WHAT YOU ARE ASKED TO DO:
Retype the whole listing that follows, with nothing added or left out.

DATA FOR PROCESSING:
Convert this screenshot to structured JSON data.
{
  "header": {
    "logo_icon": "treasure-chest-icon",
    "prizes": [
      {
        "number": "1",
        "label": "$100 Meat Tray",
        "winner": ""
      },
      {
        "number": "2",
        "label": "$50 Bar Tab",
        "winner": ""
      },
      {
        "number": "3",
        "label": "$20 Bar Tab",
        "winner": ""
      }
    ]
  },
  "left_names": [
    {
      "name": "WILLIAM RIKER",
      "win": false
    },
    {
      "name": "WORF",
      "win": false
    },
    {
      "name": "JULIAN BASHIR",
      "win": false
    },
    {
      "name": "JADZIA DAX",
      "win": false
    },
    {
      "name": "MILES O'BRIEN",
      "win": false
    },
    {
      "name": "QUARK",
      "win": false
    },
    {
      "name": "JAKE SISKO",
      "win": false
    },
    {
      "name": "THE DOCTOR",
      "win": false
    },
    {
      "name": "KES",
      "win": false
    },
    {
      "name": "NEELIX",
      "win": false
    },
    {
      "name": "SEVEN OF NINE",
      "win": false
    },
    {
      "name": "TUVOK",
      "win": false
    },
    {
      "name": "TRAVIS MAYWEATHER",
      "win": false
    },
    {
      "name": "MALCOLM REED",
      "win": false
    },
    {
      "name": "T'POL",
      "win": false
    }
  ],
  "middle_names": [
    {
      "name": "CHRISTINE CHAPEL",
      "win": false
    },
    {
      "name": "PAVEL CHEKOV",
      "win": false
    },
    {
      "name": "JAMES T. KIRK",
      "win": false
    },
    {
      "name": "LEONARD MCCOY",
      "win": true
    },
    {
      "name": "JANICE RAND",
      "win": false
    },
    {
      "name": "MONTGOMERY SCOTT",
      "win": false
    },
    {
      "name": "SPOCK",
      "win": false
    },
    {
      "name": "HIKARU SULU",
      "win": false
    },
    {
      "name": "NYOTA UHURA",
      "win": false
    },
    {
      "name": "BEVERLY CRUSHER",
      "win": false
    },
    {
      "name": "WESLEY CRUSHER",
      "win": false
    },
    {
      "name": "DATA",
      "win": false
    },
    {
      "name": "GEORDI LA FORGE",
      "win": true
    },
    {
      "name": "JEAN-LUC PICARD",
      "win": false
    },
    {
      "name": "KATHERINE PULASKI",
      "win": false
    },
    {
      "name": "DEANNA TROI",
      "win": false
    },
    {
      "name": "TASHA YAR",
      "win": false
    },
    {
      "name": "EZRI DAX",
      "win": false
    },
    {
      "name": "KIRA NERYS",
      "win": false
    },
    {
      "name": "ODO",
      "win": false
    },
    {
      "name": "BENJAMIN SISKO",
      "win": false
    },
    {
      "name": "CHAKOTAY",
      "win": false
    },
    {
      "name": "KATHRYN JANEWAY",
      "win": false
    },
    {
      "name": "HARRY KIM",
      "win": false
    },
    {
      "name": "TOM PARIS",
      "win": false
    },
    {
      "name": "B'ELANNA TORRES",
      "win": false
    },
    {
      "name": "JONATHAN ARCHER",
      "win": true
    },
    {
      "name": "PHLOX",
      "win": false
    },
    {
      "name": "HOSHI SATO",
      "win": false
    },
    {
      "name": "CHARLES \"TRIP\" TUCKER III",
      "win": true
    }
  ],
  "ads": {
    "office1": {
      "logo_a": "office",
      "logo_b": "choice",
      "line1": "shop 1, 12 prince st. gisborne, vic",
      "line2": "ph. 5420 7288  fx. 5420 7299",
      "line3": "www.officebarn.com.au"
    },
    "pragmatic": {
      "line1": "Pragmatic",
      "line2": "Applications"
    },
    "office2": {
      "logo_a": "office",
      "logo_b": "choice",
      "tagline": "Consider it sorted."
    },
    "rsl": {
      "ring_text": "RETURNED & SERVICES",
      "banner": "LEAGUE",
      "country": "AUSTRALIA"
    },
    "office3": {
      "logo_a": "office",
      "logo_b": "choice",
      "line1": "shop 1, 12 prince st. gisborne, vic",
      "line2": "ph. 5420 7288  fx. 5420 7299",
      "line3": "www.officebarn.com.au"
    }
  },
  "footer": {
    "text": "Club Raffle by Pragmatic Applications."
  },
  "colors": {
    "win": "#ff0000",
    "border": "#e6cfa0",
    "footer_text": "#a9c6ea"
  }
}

ANSWER SECTION:
Convert this screenshot to structured JSON data.
{
  "header": {
    "logo_icon": "treasure-chest-icon",
    "prizes": [
      {
        "number": "1",
        "label": "$100 Meat Tray",
        "winner": ""
      },
      {
        "number": "2",
        "label": "$50 Bar Tab",
        "winner": ""
      },
      {
        "number": "3",
        "label": "$20 Bar Tab",
        "winner": ""
      }
    ]
  },
  "left_names": [
    {
      "name": "WILLIAM RIKER",
      "win": false
    },
    {
      "name": "WORF",
      "win": false
    },
    {
      "name": "JULIAN BASHIR",
      "win": false
    },
    {
      "name": "JADZIA DAX",
      "win": false
    },
    {
      "name": "MILES O'BRIEN",
      "win": false
    },
    {
      "name": "QUARK",
      "win": false
    },
    {
      "name": "JAKE SISKO",
      "win": false
    },
    {
      "name": "THE DOCTOR",
      "win": false
    },
    {
      "name": "KES",
      "win": false
    },
    {
      "name": "NEELIX",
      "win": false
    },
    {
      "name": "SEVEN OF NINE",
      "win": false
    },
    {
      "name": "TUVOK",
      "win": false
    },
    {
      "name": "TRAVIS MAYWEATHER",
      "win": false
    },
    {
      "name": "MALCOLM REED",
      "win": false
    },
    {
      "name": "T'POL",
      "win": false
    }
  ],
  "middle_names": [
    {
      "name": "CHRISTINE CHAPEL",
      "win": false
    },
    {
      "name": "PAVEL CHEKOV",
      "win": false
    },
    {
      "name": "JAMES T. KIRK",
      "win": false
    },
    {
      "name": "LEONARD MCCOY",
      "win": true
    },
    {
      "name": "JANICE RAND",
      "win": false
    },
    {
      "name": "MONTGOMERY SCOTT",
      "win": false
    },
    {
      "name": "SPOCK",
      "win": false
    },
    {
      "name": "HIKARU SULU",
      "win": false
    },
    {
      "name": "NYOTA UHURA",
      "win": false
    },
    {
      "name": "BEVERLY CRUSHER",
      "win": false
    },
    {
      "name": "WESLEY CRUSHER",
      "win": false
    },
    {
      "name": "DATA",
      "win": false
    },
    {
      "name": "GEORDI LA FORGE",
      "win": true
    },
    {
      "name": "JEAN-LUC PICARD",
      "win": false
    },
    {
      "name": "KATHERINE PULASKI",
      "win": false
    },
    {
      "name": "DEANNA TROI",
      "win": false
    },
    {
      "name": "TASHA YAR",
      "win": false
    },
    {
      "name": "EZRI DAX",
      "win": false
    },
    {
      "name": "KIRA NERYS",
      "win": false
    },
    {
      "name": "ODO",
      "win": false
    },
    {
      "name": "BENJAMIN SISKO",
      "win": false
    },
    {
      "name": "CHAKOTAY",
      "win": false
    },
    {
      "name": "KATHRYN JANEWAY",
      "win": false
    },
    {
      "name": "HARRY KIM",
      "win": false
    },
    {
      "name": "TOM PARIS",
      "win": false
    },
    {
      "name": "B'ELANNA TORRES",
      "win": false
    },
    {
      "name": "JONATHAN ARCHER",
      "win": true
    },
    {
      "name": "PHLOX",
      "win": false
    },
    {
      "name": "HOSHI SATO",
      "win": false
    },
    {
      "name": "CHARLES \"TRIP\" TUCKER III",
      "win": true
    }
  ],
  "ads": {
    "office1": {
      "logo_a": "office",
      "logo_b": "choice",
      "line1": "shop 1, 12 prince st. gisborne, vic",
      "line2": "ph. 5420 7288  fx. 5420 7299",
      "line3": "www.officebarn.com.au"
    },
    "pragmatic": {
      "line1": "Pragmatic",
      "line2": "Applications"
    },
    "office2": {
      "logo_a": "office",
      "logo_b": "choice",
      "tagline": "Consider it sorted."
    },
    "rsl": {
      "ring_text": "RETURNED & SERVICES",
      "banner": "LEAGUE",
      "country": "AUSTRALIA"
    },
    "office3": {
      "logo_a": "office",
      "logo_b": "choice",
      "line1": "shop 1, 12 prince st. gisborne, vic",
      "line2": "ph. 5420 7288  fx. 5420 7299",
      "line3": "www.officebarn.com.au"
    }
  },
  "footer": {
    "text": "Club Raffle by Pragmatic Applications."
  },
  "colors": {
    "win": "#ff0000",
    "border": "#e6cfa0",
    "footer_text": "#a9c6ea"
  }
}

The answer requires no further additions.